[Task goal] Every line of the entries with the word "MARQUES" in it should be shown.

[Data listing]
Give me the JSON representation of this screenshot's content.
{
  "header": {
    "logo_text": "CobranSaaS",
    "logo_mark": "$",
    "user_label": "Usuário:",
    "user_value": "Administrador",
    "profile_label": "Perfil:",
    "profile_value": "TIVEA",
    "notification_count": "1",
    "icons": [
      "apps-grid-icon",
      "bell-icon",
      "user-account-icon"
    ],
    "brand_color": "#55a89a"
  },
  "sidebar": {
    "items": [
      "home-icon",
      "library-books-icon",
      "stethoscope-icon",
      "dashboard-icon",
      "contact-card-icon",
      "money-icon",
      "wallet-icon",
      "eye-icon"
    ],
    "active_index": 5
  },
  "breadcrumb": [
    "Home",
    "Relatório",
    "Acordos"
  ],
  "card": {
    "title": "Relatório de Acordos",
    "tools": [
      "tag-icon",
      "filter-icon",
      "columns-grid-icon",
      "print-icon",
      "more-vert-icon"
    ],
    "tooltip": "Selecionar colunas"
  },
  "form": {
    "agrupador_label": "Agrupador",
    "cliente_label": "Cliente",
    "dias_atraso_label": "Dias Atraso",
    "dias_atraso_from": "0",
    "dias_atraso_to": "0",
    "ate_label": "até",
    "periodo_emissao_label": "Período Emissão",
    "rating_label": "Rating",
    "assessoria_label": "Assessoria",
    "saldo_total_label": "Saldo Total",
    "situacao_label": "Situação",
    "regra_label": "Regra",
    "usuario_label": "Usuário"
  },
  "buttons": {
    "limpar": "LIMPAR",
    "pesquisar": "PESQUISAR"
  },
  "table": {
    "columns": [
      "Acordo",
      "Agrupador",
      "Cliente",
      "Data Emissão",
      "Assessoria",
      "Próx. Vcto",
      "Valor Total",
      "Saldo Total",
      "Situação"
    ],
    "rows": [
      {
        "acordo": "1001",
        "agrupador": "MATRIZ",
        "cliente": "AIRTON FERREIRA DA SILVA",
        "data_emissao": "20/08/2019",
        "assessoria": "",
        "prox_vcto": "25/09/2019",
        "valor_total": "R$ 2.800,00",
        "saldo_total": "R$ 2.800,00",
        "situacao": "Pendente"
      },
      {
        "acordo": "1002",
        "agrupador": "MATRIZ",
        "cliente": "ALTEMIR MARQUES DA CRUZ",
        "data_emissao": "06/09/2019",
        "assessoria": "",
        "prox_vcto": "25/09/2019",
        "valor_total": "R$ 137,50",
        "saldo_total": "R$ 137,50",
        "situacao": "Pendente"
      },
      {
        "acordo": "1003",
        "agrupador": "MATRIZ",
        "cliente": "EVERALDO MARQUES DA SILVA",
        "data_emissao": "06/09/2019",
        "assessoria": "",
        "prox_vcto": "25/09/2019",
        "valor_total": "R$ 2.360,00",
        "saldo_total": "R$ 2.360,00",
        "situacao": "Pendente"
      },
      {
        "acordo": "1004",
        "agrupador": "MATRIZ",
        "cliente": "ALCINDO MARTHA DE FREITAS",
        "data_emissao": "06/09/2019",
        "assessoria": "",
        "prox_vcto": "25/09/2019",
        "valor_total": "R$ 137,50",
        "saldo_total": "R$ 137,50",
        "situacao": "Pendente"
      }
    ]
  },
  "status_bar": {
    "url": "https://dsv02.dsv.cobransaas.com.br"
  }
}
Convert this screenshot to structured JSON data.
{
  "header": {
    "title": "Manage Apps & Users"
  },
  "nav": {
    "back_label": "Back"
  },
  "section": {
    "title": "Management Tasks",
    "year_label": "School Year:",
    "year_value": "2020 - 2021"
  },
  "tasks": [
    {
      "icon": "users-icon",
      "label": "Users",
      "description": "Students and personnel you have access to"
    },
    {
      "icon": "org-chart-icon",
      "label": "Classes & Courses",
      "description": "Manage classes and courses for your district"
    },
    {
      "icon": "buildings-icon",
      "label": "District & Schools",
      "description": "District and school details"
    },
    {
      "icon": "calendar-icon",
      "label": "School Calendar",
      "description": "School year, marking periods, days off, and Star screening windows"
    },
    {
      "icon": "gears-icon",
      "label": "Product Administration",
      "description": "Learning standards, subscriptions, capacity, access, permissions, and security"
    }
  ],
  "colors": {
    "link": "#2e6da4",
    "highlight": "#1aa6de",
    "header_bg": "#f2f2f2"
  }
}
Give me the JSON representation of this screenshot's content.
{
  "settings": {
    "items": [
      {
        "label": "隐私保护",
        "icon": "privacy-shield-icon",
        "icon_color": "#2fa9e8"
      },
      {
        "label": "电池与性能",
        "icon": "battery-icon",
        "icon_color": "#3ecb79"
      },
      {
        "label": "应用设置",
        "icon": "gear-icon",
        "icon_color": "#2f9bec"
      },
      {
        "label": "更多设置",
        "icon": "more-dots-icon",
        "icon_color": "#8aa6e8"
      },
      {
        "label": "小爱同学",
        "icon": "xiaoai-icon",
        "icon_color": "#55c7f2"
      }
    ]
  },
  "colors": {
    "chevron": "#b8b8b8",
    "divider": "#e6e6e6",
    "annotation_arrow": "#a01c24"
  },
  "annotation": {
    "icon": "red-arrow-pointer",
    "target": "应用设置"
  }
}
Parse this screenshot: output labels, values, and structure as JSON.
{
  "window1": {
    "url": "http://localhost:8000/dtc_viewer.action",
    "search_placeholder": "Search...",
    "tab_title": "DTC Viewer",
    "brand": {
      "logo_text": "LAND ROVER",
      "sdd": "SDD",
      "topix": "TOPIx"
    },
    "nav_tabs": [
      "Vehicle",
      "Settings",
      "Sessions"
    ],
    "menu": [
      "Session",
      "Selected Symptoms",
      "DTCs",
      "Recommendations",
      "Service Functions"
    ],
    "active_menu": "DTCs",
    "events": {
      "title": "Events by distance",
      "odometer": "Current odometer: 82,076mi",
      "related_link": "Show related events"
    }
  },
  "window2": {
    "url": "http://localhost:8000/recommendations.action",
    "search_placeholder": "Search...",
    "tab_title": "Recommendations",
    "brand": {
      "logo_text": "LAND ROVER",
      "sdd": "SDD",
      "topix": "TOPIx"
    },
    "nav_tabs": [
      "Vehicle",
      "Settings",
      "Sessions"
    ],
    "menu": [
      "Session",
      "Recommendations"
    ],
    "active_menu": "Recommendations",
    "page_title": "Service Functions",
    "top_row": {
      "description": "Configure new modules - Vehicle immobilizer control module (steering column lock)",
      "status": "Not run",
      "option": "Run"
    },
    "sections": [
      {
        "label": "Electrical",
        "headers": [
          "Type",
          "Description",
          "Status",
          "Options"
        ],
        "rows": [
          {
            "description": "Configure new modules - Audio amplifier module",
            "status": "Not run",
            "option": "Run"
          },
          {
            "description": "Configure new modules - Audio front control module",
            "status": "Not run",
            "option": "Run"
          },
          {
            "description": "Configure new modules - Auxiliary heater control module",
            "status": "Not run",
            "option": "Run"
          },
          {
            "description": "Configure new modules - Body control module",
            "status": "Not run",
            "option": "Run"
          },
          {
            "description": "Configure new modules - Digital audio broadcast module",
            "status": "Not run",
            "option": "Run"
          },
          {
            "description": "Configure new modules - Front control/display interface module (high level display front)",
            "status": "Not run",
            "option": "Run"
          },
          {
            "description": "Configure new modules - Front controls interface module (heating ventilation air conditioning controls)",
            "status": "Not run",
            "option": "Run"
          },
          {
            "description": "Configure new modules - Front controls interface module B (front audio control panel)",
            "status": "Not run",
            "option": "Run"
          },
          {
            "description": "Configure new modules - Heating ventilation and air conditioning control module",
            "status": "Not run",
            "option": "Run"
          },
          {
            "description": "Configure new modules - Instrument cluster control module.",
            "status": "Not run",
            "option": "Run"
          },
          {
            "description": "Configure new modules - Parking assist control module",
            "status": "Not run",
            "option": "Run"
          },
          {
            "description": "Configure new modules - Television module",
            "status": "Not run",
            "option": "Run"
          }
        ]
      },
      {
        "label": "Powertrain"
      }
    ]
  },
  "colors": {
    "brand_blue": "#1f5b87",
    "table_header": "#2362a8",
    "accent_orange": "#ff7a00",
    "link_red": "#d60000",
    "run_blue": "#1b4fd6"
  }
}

[Expected output]
        "cliente": "ALTEMIR MARQUES DA CRUZ",
        "cliente": "EVERALDO MARQUES DA SILVA",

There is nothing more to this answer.